Judge refuses to talk up any players, including Daniel Jones
Tuesday, February 25: At the combine, Giants head coach Joe Judge and general manager Dave Gettleman spoke to the media. After refusing to name-drop second-year quarterback Daniel Jones during his introductory presser earlier this offseason, Judge once again declined to provide the Giants beat reporters a fluffy quote they could turn into a headline — this later led to a “will the Giants trade Daniel Jones” headline or two — and speculation that Judge could be interested in a changing of guard at the position. We can end that speculation now., the key takeaway from what Judge said is that every Giants player will enter 2020 with a clean slate — there is no value in leaning on anything that happened during the 2019 season or before that. Instead of talking up several players for the next several months, Judge has opted to stay quiet, in hopes that he can provide a true even playing field for the 2020 roster when offseason workouts begin later this offseason.
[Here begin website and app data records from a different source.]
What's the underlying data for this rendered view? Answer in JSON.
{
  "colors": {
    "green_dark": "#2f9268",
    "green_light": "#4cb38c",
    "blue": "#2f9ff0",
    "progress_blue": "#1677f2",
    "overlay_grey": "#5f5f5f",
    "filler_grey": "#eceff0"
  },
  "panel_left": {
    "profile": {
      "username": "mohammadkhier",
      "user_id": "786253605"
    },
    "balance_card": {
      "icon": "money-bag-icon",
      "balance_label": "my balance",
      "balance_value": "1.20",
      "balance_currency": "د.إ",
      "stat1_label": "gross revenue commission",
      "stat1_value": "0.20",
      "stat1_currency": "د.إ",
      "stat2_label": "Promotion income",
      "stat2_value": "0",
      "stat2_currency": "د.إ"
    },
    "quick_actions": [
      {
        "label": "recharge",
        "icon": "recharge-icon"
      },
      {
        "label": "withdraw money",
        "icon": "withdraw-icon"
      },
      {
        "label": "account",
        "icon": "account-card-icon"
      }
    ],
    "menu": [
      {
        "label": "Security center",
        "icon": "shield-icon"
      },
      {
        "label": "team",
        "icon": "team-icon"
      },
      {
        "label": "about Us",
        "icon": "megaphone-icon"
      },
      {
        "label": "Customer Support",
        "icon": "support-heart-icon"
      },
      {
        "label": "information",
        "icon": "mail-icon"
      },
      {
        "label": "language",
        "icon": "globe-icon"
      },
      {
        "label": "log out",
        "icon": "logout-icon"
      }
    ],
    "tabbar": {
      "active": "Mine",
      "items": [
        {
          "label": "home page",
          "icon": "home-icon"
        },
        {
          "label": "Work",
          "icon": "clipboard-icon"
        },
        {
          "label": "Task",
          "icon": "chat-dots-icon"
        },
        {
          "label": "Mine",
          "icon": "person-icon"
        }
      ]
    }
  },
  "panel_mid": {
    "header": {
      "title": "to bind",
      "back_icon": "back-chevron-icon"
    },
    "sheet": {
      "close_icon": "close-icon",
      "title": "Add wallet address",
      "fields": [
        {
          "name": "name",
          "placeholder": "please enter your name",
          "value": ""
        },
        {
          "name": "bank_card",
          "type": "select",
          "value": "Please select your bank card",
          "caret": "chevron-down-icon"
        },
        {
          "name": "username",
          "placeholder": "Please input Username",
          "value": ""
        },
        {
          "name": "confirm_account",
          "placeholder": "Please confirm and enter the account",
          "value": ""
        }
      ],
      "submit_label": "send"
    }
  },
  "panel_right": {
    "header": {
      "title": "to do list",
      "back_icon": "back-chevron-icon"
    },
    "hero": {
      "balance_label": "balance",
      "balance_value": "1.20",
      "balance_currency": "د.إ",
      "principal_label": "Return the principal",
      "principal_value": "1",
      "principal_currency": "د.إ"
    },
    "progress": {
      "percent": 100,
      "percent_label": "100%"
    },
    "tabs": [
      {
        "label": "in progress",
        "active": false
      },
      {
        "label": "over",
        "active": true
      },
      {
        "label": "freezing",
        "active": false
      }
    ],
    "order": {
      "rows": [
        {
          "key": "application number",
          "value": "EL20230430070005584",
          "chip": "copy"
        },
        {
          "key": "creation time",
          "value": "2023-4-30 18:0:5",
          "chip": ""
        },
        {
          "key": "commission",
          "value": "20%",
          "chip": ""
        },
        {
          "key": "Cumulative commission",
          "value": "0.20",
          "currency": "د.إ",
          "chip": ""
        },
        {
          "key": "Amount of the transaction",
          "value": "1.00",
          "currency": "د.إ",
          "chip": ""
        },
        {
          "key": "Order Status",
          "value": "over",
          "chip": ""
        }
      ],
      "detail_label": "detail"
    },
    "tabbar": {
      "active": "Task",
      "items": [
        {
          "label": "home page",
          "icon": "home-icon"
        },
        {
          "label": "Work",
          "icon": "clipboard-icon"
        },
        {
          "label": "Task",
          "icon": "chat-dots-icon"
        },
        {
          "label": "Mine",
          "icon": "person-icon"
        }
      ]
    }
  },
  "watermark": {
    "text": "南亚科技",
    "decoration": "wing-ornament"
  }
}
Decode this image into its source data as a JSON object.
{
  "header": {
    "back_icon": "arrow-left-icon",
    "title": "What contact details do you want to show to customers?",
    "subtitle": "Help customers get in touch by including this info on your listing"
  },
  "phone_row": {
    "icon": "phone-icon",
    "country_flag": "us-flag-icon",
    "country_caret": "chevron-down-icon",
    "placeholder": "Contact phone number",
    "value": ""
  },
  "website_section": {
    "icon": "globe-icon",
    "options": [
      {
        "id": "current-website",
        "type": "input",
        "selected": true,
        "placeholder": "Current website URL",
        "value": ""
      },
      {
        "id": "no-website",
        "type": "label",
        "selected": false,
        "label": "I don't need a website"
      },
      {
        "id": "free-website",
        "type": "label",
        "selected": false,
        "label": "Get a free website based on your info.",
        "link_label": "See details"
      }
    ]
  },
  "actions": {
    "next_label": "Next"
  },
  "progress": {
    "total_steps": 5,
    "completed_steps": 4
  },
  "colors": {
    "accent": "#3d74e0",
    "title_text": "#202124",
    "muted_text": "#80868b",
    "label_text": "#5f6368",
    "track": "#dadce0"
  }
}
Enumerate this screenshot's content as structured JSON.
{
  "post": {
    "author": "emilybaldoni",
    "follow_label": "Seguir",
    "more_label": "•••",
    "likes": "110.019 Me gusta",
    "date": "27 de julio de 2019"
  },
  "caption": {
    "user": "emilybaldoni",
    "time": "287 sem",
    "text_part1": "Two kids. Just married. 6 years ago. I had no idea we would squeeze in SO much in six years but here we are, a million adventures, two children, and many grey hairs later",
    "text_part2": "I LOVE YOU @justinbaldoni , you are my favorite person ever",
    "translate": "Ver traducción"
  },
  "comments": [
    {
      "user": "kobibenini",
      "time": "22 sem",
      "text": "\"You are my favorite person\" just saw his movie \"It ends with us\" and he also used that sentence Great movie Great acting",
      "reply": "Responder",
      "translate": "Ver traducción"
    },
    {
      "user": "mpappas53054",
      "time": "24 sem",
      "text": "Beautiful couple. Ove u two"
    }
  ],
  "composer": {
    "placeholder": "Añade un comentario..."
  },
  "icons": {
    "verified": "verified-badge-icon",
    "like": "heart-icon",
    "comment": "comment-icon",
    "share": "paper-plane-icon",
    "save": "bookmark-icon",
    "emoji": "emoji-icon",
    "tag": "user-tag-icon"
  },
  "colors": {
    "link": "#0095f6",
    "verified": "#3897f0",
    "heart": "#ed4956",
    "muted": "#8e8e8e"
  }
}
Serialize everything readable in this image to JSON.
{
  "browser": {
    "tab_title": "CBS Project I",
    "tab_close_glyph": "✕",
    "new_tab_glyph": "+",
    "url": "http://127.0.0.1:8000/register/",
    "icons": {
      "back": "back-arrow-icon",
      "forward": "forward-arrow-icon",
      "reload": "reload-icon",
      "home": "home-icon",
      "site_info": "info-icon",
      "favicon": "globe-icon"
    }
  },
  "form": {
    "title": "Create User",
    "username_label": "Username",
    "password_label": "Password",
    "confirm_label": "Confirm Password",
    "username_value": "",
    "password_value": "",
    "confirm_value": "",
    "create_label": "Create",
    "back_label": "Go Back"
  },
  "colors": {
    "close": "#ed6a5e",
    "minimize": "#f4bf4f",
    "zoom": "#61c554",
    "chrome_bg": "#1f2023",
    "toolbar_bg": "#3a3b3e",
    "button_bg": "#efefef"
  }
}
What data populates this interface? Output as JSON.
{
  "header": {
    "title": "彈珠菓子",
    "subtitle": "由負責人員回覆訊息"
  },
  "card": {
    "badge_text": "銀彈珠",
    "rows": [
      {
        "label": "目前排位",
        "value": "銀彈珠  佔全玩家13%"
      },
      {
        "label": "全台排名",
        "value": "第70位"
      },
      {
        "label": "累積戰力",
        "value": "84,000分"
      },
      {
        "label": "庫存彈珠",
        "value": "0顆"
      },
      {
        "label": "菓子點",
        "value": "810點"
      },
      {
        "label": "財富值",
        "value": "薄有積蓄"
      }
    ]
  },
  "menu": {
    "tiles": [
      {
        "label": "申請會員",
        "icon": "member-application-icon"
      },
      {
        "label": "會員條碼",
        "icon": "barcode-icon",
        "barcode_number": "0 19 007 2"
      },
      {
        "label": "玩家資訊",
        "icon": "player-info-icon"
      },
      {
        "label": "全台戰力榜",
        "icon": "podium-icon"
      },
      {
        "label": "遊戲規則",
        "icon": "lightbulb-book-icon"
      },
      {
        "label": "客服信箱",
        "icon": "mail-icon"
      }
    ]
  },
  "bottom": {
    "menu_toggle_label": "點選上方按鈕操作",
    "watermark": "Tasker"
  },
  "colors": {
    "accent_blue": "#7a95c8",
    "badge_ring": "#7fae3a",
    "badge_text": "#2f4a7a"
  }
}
The Giants brought back Gettleman — the same general manager who fell in “full bloom love” with Jones before turning the keys over to the quarterback in Week 3 of his rookie season. Jones went on to nearly eclipse the rookie single-season touchdowns record despite missing multiple games with a high-ankle sprain. That’s all you need to know.
Could Witten reunite with Garrett on the Giants?
Tuesday, February 18: Although some expected future Hall of Fame tight end Jason Witten to retire this offseason, it doesn’t appear that he’s ready to hang up his cleats just yet. As, Witten realizes that his time with the Cowboys might be over, but that doesn’t mean the end of his career. The next question people might ask is where Witten might play and we can’t think of an easier transition for him than to reunite with his champion — the man partially responsible for talking him out of retirement — Jason Garrett. In 2020, Garrett will serve as the Giants’ offensive coordinator. The team has been searching (and failing; see: Rhett Ellison) to find an inline tight end to compliment move tight end Evan Engram for a while now. Witten could be a short-term solution.
Leonard Williams reaches out to Richard Seymour
Tuesday, February 18: Williams and NFL legend Richard Seymour have in common the fact that they are both interior defensive linemen who were tasked by their respective teams with more pass-rushing responsibilities than your normal interior defensive lineman. The difference? Seymour did an excellent job of actually getting to the quarterback and converting pressure (hits, hurries) into sacks during his career and Williams has struggled in that regard.this offseason to help him alter the trajectory of his career. Williams is still just 25 years old.